- The task -
What you print must match the data line for line.

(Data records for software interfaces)
····················

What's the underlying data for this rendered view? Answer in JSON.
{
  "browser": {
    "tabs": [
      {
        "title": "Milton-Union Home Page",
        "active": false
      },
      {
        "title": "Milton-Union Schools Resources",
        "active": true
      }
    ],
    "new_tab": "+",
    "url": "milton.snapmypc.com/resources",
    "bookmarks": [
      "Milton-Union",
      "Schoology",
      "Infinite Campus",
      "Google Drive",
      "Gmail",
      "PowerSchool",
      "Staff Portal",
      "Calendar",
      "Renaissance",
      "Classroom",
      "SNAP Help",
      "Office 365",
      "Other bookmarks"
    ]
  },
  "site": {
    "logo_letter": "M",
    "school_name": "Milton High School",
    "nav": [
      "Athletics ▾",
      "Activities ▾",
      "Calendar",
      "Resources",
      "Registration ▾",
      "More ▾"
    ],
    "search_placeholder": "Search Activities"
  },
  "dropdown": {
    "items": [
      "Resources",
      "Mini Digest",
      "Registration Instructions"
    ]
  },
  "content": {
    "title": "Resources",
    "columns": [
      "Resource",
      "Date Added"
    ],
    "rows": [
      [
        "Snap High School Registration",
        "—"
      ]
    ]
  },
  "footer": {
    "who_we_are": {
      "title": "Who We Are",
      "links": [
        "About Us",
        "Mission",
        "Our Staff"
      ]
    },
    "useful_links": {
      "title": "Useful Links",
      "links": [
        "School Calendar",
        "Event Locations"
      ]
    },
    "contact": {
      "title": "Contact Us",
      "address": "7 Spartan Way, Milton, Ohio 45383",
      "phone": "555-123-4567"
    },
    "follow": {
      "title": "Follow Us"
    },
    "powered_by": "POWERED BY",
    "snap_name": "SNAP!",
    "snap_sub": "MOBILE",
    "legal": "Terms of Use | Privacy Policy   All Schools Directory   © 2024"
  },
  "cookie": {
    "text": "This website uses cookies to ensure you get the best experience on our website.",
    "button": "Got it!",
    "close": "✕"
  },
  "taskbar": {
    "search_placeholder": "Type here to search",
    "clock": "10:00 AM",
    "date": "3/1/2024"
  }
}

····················

- Written response -
What's the underlying data for this rendered view? Answer in JSON.
{
  "browser": {
    "tabs": [
      {
        "title": "Milton-Union Home Page",
        "active": false
      },
      {
        "title": "Milton-Union Schools Resources",
        "active": true
      }
    ],
    "new_tab": "+",
    "url": "milton.snapmypc.com/resources",
    "bookmarks": [
      "Milton-Union",
      "Schoology",
      "Infinite Campus",
      "Google Drive",
      "Gmail",
      "PowerSchool",
      "Staff Portal",
      "Calendar",
      "Renaissance",
      "Classroom",
      "SNAP Help",
      "Office 365",
      "Other bookmarks"
    ]
  },
  "site": {
    "logo_letter": "M",
    "school_name": "Milton High School",
    "nav": [
      "Athletics ▾",
      "Activities ▾",
      "Calendar",
      "Resources",
      "Registration ▾",
      "More ▾"
    ],
    "search_placeholder": "Search Activities"
  },
  "dropdown": {
    "items": [
      "Resources",
      "Mini Digest",
      "Registration Instructions"
    ]
  },
  "content": {
    "title": "Resources",
    "columns": [
      "Resource",
      "Date Added"
    ],
    "rows": [
      [
        "Snap High School Registration",
        "—"
      ]
    ]
  },
  "footer": {
    "who_we_are": {
      "title": "Who We Are",
      "links": [
        "About Us",
        "Mission",
        "Our Staff"
      ]
    },
    "useful_links": {
      "title": "Useful Links",
      "links": [
        "School Calendar",
        "Event Locations"
      ]
    },
    "contact": {
      "title": "Contact Us",
      "address": "7 Spartan Way, Milton, Ohio 45383",
      "phone": "555-123-4567"
    },
    "follow": {
      "title": "Follow Us"
    },
    "powered_by": "POWERED BY",
    "snap_name": "SNAP!",
    "snap_sub": "MOBILE",
    "legal": "Terms of Use | Privacy Policy   All Schools Directory   © 2024"
  },
  "cookie": {
    "text": "This website uses cookies to ensure you get the best experience on our website.",
    "button": "Got it!",
    "close": "✕"
  },
  "taskbar": {
    "search_placeholder": "Type here to search",
    "clock": "10:00 AM",
    "date": "3/1/2024"
  }
}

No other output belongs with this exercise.